Coronavirus may lose potency over time: Italian experts

Special Coronavirus may lose potency over time: Italian experts
Short Url
Updated 11 May 2020

Coronavirus may lose potency over time: Italian experts

Coronavirus may lose potency over time: Italian experts

ROME: Some experts in Italy believe that coronavirus could lose its potency over time, giving hope to people eager to resume normal life.
“COVID-19 evolves, loses power of contagion and probably lethal capacity,” Prof. Massimo Gicozzi of the Campus Bio-Medico University of Rome told the Senate a week after Italy’s government eased the national lockdown.
Massimo Clementi, director of the microbiology and virology laboratory at San Raffaele Hospital in Milan, told Arab News: “The first evaluation is linked to the clinical expression of the infection, which is now less aggressive. In the dramatic phase, between the end of March and the first half of April, 80 people were arriving sick every day at our hospital.”
He added: “Most of them were admitted immediately to the intensive care unit (ICU), and very often we couldn’t save them. But in recent weeks things have changed a lot. Our ICU isn’t under pressure anymore and we even have more beds available. A scenario like this was unthinkable for us in the peak of the infection.”
Clementi said new viruses are always “very aggressive” in the first phase, “then they learn to live with their victims, allowing them to survive. If a virus kills, it can’t replicate.”
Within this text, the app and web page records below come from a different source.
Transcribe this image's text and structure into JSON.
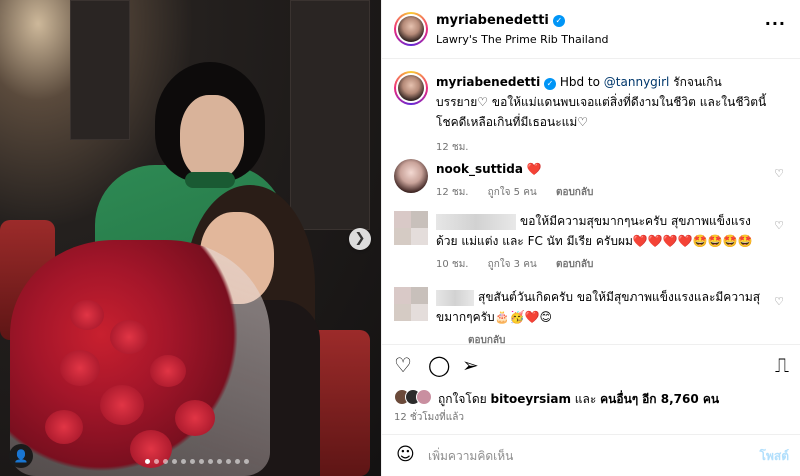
{
  "post": {
    "username": "myriabenedetti",
    "location": "Lawry's The Prime Rib Thailand",
    "more_icon": "more-horizontal-icon"
  },
  "caption": {
    "username": "myriabenedetti",
    "prefix": "Hbd to",
    "mention": "@tannygirl",
    "text": "รักจนเกินบรรยาย♡ ขอให้แม่แดนพบเจอแต่สิ่งที่ดีงามในชีวิต และในชีวิตนี้โชคดีเหลือเกินที่มีเธอนะแม่♡",
    "time": "12 ชม."
  },
  "comments": [
    {
      "username": "nook_suttida",
      "text": "❤️",
      "time": "12 ชม.",
      "likes": "ถูกใจ 5 คน",
      "reply": "ตอบกลับ"
    },
    {
      "username": "",
      "text": "ขอให้มีความสุขมากๆนะครับ สุขภาพแข็งแรง ด้วย แม่แต่ง และ FC นัท มีเรีย ครับผม❤️❤️❤️❤️🤩🤩🤩🤩",
      "time": "10 ชม.",
      "likes": "ถูกใจ 3 คน",
      "reply": "ตอบกลับ"
    },
    {
      "username": "",
      "text": "สุขสันต์วันเกิดครับ ขอให้มีสุขภาพแข็งแรงและมีความสุขมากๆครับ🎂🥳❤️😊",
      "time": "",
      "likes": "",
      "reply": "ตอบกลับ"
    }
  ],
  "liked_by": {
    "prefix": "ถูกใจโดย",
    "user": "bitoeyrsiam",
    "middle": "และ",
    "others_bold": "คนอื่นๆ",
    "suffix": "อีก 8,760 คน"
  },
  "posted_time": "12 ชั่วโมงที่แล้ว",
  "add_comment": {
    "placeholder": "เพิ่มความคิดเห็น",
    "post_label": "โพสต์"
  },
  "icons": {
    "like": "heart-icon",
    "comment": "comment-icon",
    "share": "send-icon",
    "save": "bookmark-icon",
    "emoji": "emoji-icon",
    "next": "chevron-right-icon",
    "tag": "user-tag-icon"
  },
  "colors": {
    "link": "#00376b",
    "verified": "#0095f6",
    "muted": "#737373",
    "post_disabled": "#b2dffc"
  },
  "carousel": {
    "slides": 12,
    "active_index": 0
  }
}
FASTFACT

Hospital and university virology laboratories and many Italian hospitals have established a network to increase and share observations and studies on COVID-19, and experiments on new treatments.

Hospital and university virology laboratories and many Italian hospitals have established a network to increase and share observations and studies on COVID-19, and experiments on new treatments.
“The goal is to work together to have continuous monitoring of the virus sequences,” Clementi said. “There’s hope that this new coronavirus could progressively become as harmless as its related viruses responsible for the cold.”
But there is no consensus among experts over whether the arrival of warmer summer weather will weaken COVID-19. “For now it’s just a guess, but it’s very likely that’s the case,” said Clementi.
However, Prof. Pier Luigi Lopalco, a famous epidemiologist at the University of Pisa, said “there’s still no scientific evidence” to substantiate that.